◆ TASK TO COMPLETE
Your answer should repeat every line of the records below in which the word "journalistes" appears.

◆ DATA
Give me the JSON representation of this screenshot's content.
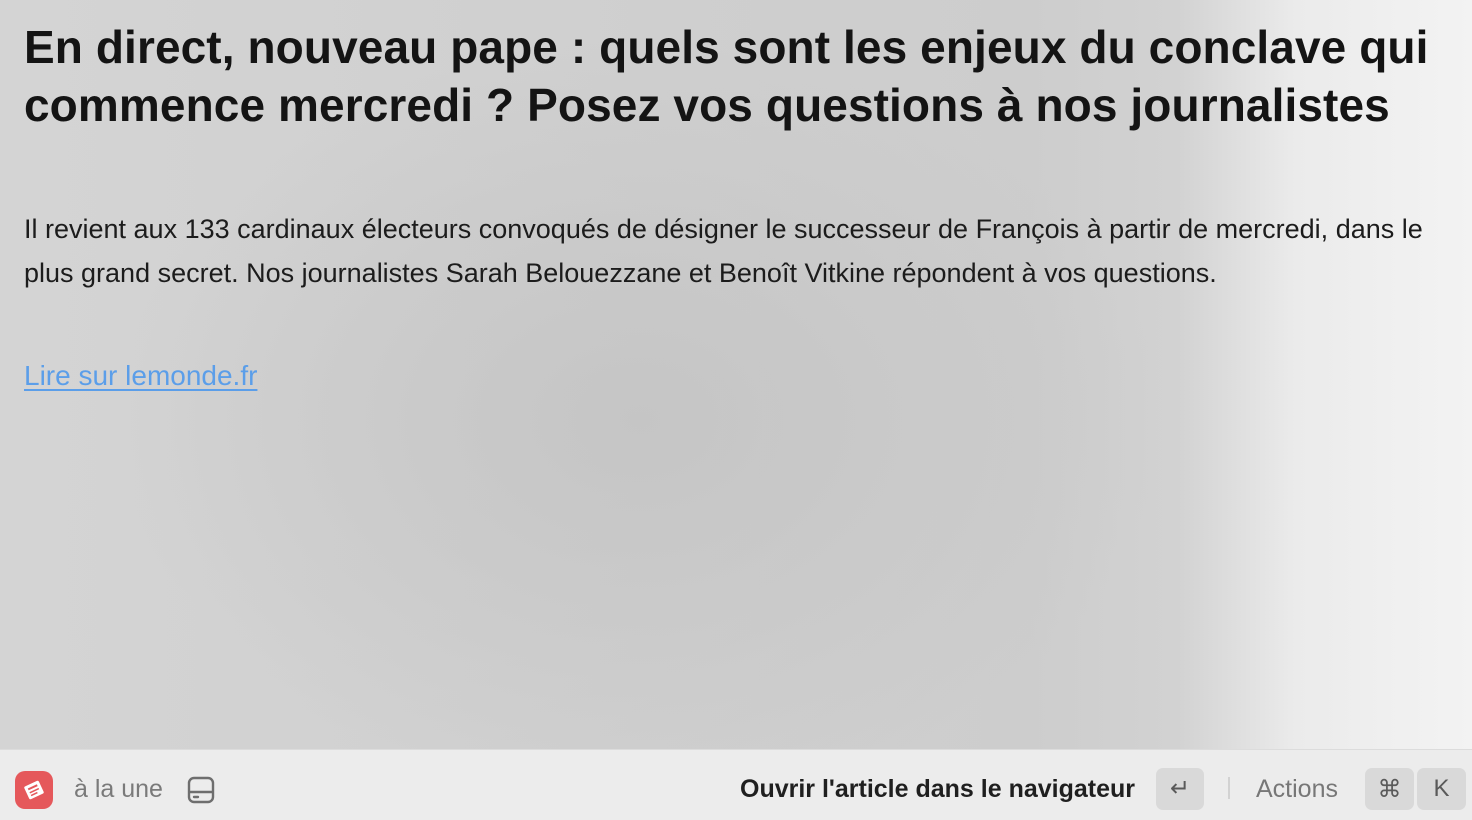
{
  "article": {
    "headline": "En direct, nouveau pape : quels sont les enjeux du conclave qui commence mercredi ? Posez vos questions à nos journalistes",
    "summary": "Il revient aux 133 cardinaux électeurs convoqués de désigner le successeur de François à partir de mercredi, dans le plus grand secret. Nos journalistes Sarah Belouezzane et Benoît Vitkine répondent à vos questions.",
    "link_text": "Lire sur lemonde.fr"
  },
  "footer": {
    "app_icon": "newspaper-app-icon",
    "feed_label": "à la une",
    "feed_icon": "inbox-tray-icon",
    "primary_action_label": "Ouvrir l'article dans le navigateur",
    "primary_shortcut": "↵",
    "actions_label": "Actions",
    "actions_shortcut_modifier": "⌘",
    "actions_shortcut_key": "K"
  },
  "colors": {
    "link": "#5b9ee9",
    "app_icon_bg": "#e5585b"
  }
}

◆ FINAL ANSWER
    "headline": "En direct, nouveau pape : quels sont les enjeux du conclave qui commence mercredi ? Posez vos questions à nos journalistes",
    "summary": "Il revient aux 133 cardinaux électeurs convoqués de désigner le successeur de François à partir de mercredi, dans le plus grand secret. Nos journalistes Sarah Belouezzane et Benoît Vitkine répondent à vos questions.",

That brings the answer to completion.